Regardless of your choice of the streaming platform, we put together a list of shows you must watch soon.
Netflix’s hit new Wednesday series, Tim Burton’s The Addams Family spin-off dedicated to the daughter of the same name, has set the record for the most hours watched in a week for an English-language series on a streamer.
After being expelled from high school, 15-year-old Wednesday Addams is sent to her parents’ former school, Nevermore Academy. Although this is a special provision for “procrastinators”, the Sociopathic Environment does not fit into it. There is also someone trying to kill her.
The show starts with an outcast and ends with a pariah who actually makes friends and finds a home with other like-minded people from the community.
2. Welcome to Chippendales
Hulu’s “Welcome to Chippendales” continues to evoke ’80s nostalgia by offering TV shows based on real people and events.
It’s part true crime, part biopic, part male stripping and cheesy dance routines, and 100% pure guilty pleasure.
The limited series tells the incredible, too-crazy-to-be-true, story of Somen “Steve” Banerjee, an Indian immigrant who founded the world’s largest striptease empire, Chippendales.
There is an interesting detective story entangled in the history of Chippendale. It’s something that I won’t spoil as it’s the focus of this series, but it’s about Steve’s greed and gluttony, his inability to coexist with the competition.
3. House of Dragons
You remember that this show is about the legendary civil war that almost tore Westeros apart.
But we didn’t see that until the end of the first season. If the legendary Game of Thrones episode “Dance of the Dragons” was World War I, then we’ve just spent 10 hours watching the elimination of Archduke Franz Ferdinand.
In other words, this series turned out to be a prequel to a prequel, which in time could turn out to be a prologue to the House of the Dragon.
We got to know the players (some of them were children) and now we know what drives them, whether it’s betrayal, greed, or just creating a writer who loves to write about psychopaths. All ducks line up. And they will be there for a while.
1899 delivers exactly what it says on the tin, offering an amazing puzzle game that will keep viewers guessing until the very last moment as the story twists and turns in unexpected ways.

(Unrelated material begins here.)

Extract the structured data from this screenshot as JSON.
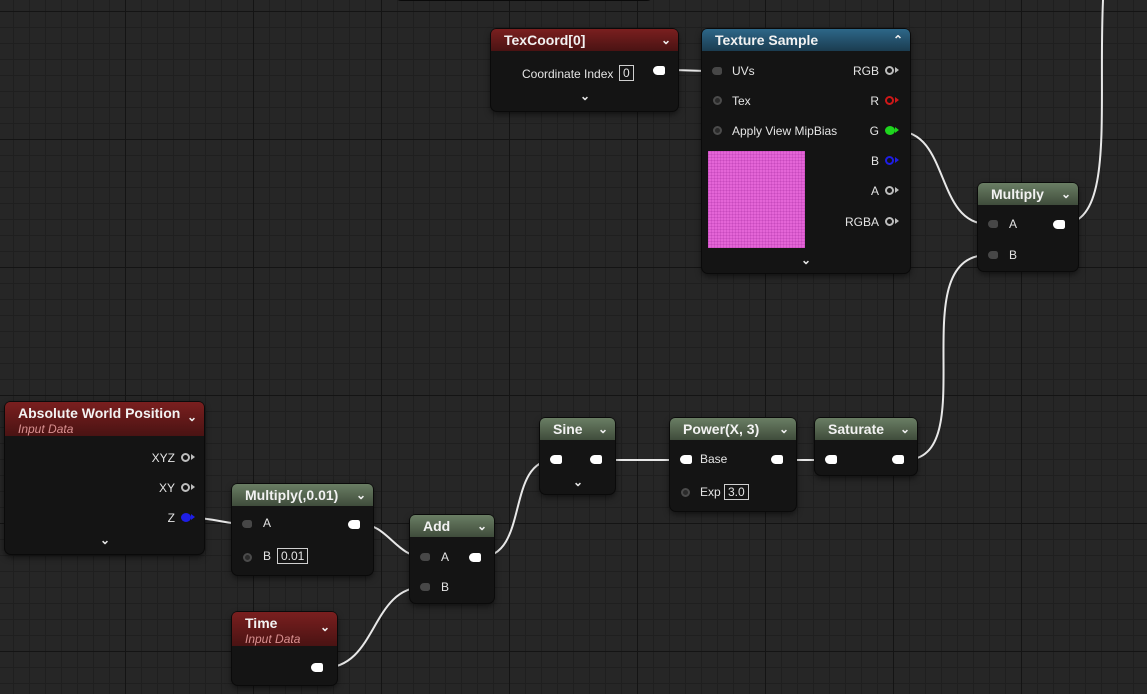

And while it’s fun enough to find all the clues left by the showrunners in each episode, 1899 also proves that Friese and Beau Odar have a great talent for exploring human tragedy, even if they sometimes keep their secrets about character development space.
The fun of the show isn’t so much in the final reveal as it is in following through with all the little weird details that bring you to this point. Soon you will start to find triangles and pyramids everywhere. It’s very hard to say too much without spoilers, but I can attest that while I’m a connoisseur of puzzle box stories, I still often couldn’t figure out where the show was going, which was refreshing.
5. Tulsa King
The premise of Tulsa King is a blatant fish-out-of-the-water comedy that follows Dwight Manfredi (Stallone), a former New York mob boss serving a 25-year sentence only to find that he has been murdered and wants no more. He was exiled to Tulsa, Oklahoma, and, in a small positive twist, told to settle there. The funny thing is that Dwight completely agrees with this.
Upon arrival, he pretends to be the star of his own gangster movie, shows off the cash, pays taxi driver Tyson (Jay Will) to work exclusively for him, and, funniest of all, goes to the store. a legal cannabis dispensary to run a protection scam to protect them from the “law”.
Admittedly, there’s some Red State appeal in a guy like Stallone who struggles with the seemingly cosmopolitan nature of life in the 21st century. Dwight is a man who has left not only space, but also time; Having lived in a big house for a quarter of a century, he’s tangled up in smartphone apps, legal weed, and all those damn pronouns.
Wrapping it up
From Netflix’s recent baby Wednesday, to the unprecedented popularity of Tulsa King, we have tried to include the best on the list. Hope you enjoy our picks!